For almost two years, an infant school pupil has found himself losing muscle control and falling asleep at a moment's notice due to a rare sleeping illness.
Six-year-old Josh Hadfield, from Frome in Somerset, had shown no symptoms of narcolepsy prior to February 2010, and it took another year for doctors to diagnose the condition.
Josh's mother, Caroline, fears it could be linked to a swine flu vaccine called Pandemrix which he received three weeks before showing symptoms.
Tests in the UK have not revealed a link between Pandemrix and narcolepsy, although the Medicines and Healthcare Regulatory Agency said "a similar risk had only been confirmed in Finland and Sweden".
Mrs Hadfield said her son "became a different boy" soon after receiving the vaccination, and Josh was also found to have cataplexy which makes his muscles collapse whenever he laughs.
She said: "Initially, I put it down to being the end of term, coming up to half-term week.
"He was tired and then he started losing muscle control so he couldn't hold things properly.
"He needed you to support his hand because it was just dropping forward. It was horrible."
In Finland, investigators found 79 vaccinated children and adolescents had developed narcolepsy, 12 times more than they would expect.
The Finnish government said it accepted a link between Pandemrix and narcolepsy and has promised compensation and support for affected families.
Health Minister Paula Risikko said: "We have decided to take these measures because the decision to acquire the vaccine was ours under the threat of a pandemic, and therefore we want to take the responsibility for the outcome."
The vaccine is manufactured by GlaxoSmithKline, whose UK medical director Dr Pim Kon said: "There is currently no evidence at all to suggest there is a causal link between Pandemrix and narcolepsy.
"We are working very hard with the regulatory authorities to try to understand what is happening.
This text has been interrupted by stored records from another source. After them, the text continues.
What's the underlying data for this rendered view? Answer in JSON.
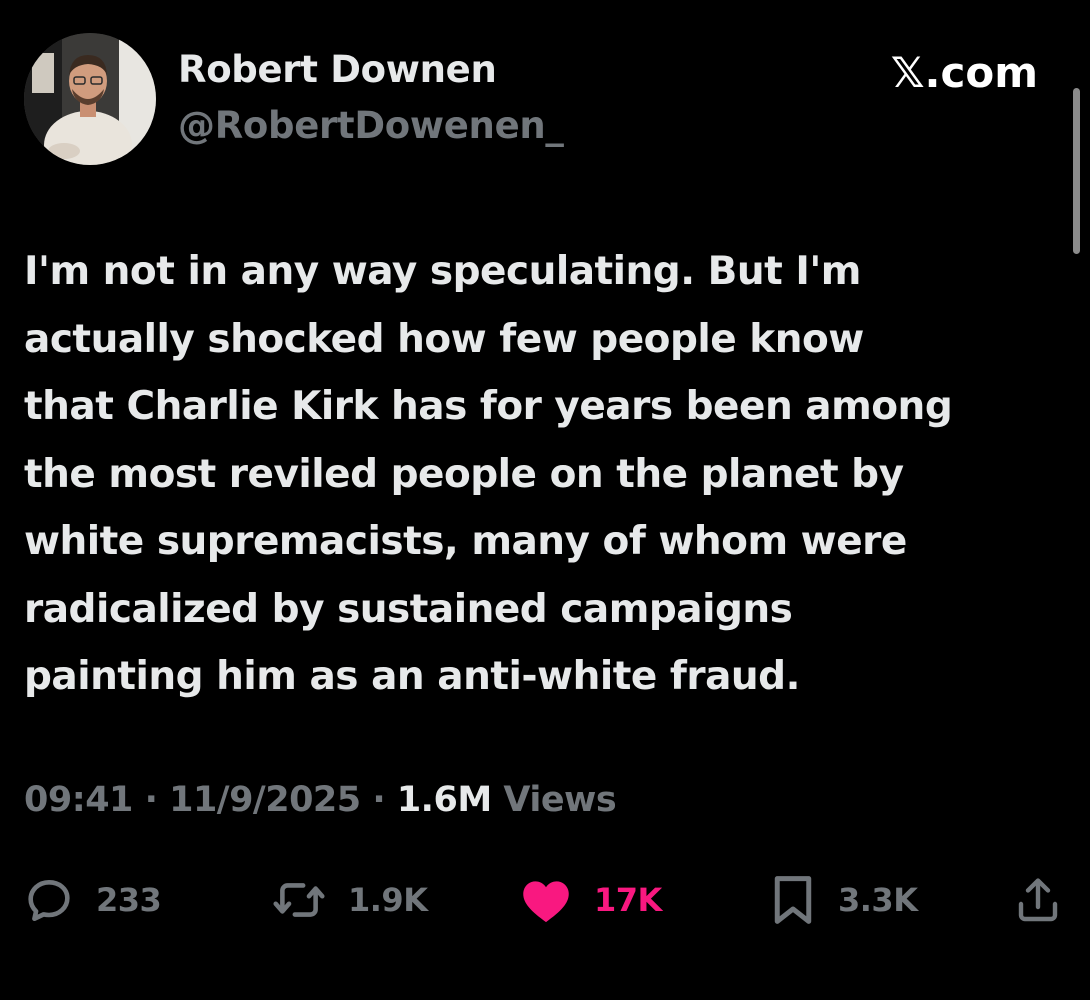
{
  "header": {
    "display_name": "Robert Downen",
    "handle": "@RobertDowenen_",
    "brand": "𝕏.com"
  },
  "tweet": {
    "lines": [
      "I'm not in any way speculating. But I'm",
      "actually shocked how few people know",
      "that Charlie Kirk has for years been among",
      "the most reviled people on the planet by",
      "white supremacists, many of whom were",
      "radicalized by sustained campaigns",
      "painting him as an anti-white fraud."
    ]
  },
  "meta": {
    "time": "09:41",
    "separator": "·",
    "date": "11/9/2025",
    "views_count": "1.6M",
    "views_label": "Views"
  },
  "actions": {
    "replies": "233",
    "reposts": "1.9K",
    "likes": "17K",
    "bookmarks": "3.3K"
  },
  "colors": {
    "background": "#000000",
    "primary_text": "#e7e9ea",
    "secondary_text": "#71767b",
    "like_accent": "#f91880"
  }
}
"At the end of day, patient safety is of utmost importance to us and we wouldn't ever put out a drug or leave it out there if we believed that it actually was a true issue."
The European Medicines Agency said in July studies had shown a six to 13-fold increased risk of narcolepsy in children and adolescents vaccinated with Pandemrix compared with unvaccinated children.
But it added there appeared to be a link but the vaccine "is likely to have interacted with genetic or environmental factors which might raise the risk of narcolepsy, and that other factors may have contributed to the results".
And despite six million doses being administered, only seven children have been reported to have developed narcolepsy after taking Pandemrix in the UK.
But Mrs Hadfield believes there could be more families affected and has set up a Facebook campaign to try to track them down.
One such child is eight-year-old Lucas Carleton from Liverpool who has been off school for nearly a year and can sleep up to 20 hours per day.
His mother Pauline said: "He was a humorous little boy who used to make me laugh so much. He had a wicked sense of humour.
"All that's gone and all that's left is this angry frustrated little boy. It's heartbreaking, absolutely heartbreaking."
The full story can be seen in Inside Out West on Monday 12 December on BBC One at 19:30 GMT. The programme is also available on the BBC iPlayer for seven days.